The great thing about the 2022 Maryland Republican primary is that it drove Brian Griffiths out of the party – ironically, he’s leaving six years to the day that I resigned from the Wicomico County Republican Central Committee. That’s sort of funny because his reasoning was very similar to mine but he did it six years later because Dan Cox, a Trump-endorsed candidate for governor, and Michael Peroutka, who once ran for President as the nominee of my Constitution Party, both won Republican primaries. (Peroutka is running for Attorney General with the tagline, “Liberty forever, mandates never.”) In both cases, it was over Donald Trump.

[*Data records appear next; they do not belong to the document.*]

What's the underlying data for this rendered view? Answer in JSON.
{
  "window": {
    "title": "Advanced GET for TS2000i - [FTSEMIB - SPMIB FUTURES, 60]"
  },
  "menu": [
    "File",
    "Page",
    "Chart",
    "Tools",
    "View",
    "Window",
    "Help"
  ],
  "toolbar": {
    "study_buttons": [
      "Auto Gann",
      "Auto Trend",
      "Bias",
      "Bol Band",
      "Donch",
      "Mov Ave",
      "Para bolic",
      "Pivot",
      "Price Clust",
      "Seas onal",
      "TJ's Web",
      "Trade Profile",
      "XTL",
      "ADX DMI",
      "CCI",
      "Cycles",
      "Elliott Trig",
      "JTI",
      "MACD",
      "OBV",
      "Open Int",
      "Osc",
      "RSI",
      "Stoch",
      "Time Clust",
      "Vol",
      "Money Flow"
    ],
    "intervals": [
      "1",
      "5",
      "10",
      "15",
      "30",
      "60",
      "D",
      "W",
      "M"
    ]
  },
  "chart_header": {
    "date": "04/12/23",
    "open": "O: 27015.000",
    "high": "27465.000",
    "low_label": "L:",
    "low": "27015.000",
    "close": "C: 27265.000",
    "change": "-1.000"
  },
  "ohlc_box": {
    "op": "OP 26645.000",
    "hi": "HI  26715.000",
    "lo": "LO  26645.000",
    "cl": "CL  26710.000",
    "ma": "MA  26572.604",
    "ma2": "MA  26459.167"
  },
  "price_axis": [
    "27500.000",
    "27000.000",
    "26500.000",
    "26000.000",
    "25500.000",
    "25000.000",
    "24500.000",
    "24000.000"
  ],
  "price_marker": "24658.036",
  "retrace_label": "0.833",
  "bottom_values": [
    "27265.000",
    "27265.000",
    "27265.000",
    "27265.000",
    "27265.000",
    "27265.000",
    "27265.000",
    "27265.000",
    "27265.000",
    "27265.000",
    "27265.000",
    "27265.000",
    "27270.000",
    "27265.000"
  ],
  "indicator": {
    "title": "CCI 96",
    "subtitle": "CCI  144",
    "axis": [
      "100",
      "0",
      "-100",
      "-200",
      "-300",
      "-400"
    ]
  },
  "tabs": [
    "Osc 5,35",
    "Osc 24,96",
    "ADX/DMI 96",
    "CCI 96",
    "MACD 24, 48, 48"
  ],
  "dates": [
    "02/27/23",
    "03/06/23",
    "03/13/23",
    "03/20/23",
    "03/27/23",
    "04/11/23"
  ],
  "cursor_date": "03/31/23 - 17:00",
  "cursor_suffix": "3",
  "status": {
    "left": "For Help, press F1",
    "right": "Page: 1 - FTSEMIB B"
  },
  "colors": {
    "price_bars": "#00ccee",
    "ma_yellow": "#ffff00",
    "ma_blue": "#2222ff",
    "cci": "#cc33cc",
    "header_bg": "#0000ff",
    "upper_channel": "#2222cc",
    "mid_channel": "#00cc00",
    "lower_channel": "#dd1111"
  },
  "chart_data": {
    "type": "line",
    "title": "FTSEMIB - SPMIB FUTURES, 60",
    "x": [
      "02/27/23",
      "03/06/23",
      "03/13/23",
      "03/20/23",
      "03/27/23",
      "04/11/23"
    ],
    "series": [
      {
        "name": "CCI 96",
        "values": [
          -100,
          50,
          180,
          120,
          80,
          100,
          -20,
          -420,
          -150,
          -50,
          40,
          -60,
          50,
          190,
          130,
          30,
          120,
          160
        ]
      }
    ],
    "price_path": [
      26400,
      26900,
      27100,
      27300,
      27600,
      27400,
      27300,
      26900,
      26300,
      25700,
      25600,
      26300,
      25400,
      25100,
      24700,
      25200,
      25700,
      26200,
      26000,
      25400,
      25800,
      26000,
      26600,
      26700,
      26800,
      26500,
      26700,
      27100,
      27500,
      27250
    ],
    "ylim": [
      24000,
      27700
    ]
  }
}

Where Griffiths and I differed was that I was fed up with Larry Hogan well prior to the 2018 election. (Hogan careened rapidly downhill in the two years from 2016 to 2018 to the point I voted for the Libertarian.) When it came down to Hogan vs. Trump, he went the other way. For all Donald Trump’s flaws, at least he didn’t sell out good candidates in 2018 like Larry did; then again Hogan already had practice in selling out Eastern Shore farmers and Western Marylanders invested in the opportunity to create jobs in the energy industry by allowing fracking. And that reverse Midas touch Larry had back in 2018 really came out in this one since I’m sure he wasn’t interested in backing either Cox or Shalleck. Well, he can go vote for his dad again.
But the point of surveying what could be called the wreckage to some is to ask the question: where are all the “party over everything” people now? Are they going to be like Griffiths and take their ball and go home? Had I still been in Maryland, I may have been inclined to vote for Dan Cox and if I had I would have finally had a winner in a contested gubernatorial primary – truth be told, though, as an outsider who didn’t have a vote anyway I would probably have been okay with Kelly Schulz or Jim Shalleck winning their respective primaries. But the heads exploding in certain segments of the Maryland GOP are a spectacle to behold.
I lost with Brian Murphy in 2010 and with David Craig in 2014, although the “insurgent” in that 2014 primary would likely have been Charles Lollar. Yet those who backed the more conservative aspirants in those elections were always told by the “party over everything” crowd that staying home on Election Day was a vote for Martin O’Malley, Anthony Brown, or whoever. So guess what, Audrey Scott types – now you have Dan Cox or you have Wes Moore, so suck it up, buttercup. We had to.
In 2016, I thought for sure Donald Trump was going to lose, but after looking at it through the lens of history I found I misread the electorate. If you look at Wes Moore’s policies and consider them a state-level rehashing of what’s failing a few miles west down U.S. 50, that’s how you win the election.
I will give the Maryland GOP credit for one thing though: they only spotted the Democrats five Senate seats; unfortunately, they also gave away over thirty House seats so next year’s House of Delegates will probably look depressingly like about a 100-41 split, while the Senate should end up around 33-14 as usual. I think Maryland needs to go in a deep depression along the south end of its I-95 corridor as the federal government is rightsized to take care of that problem with its state government – either that or just burn down the Maryland GOP entirely by giving the DC statehood people the vote they demand by retroceding most of DC to Maryland as it should be, but all that is for another election to resolve.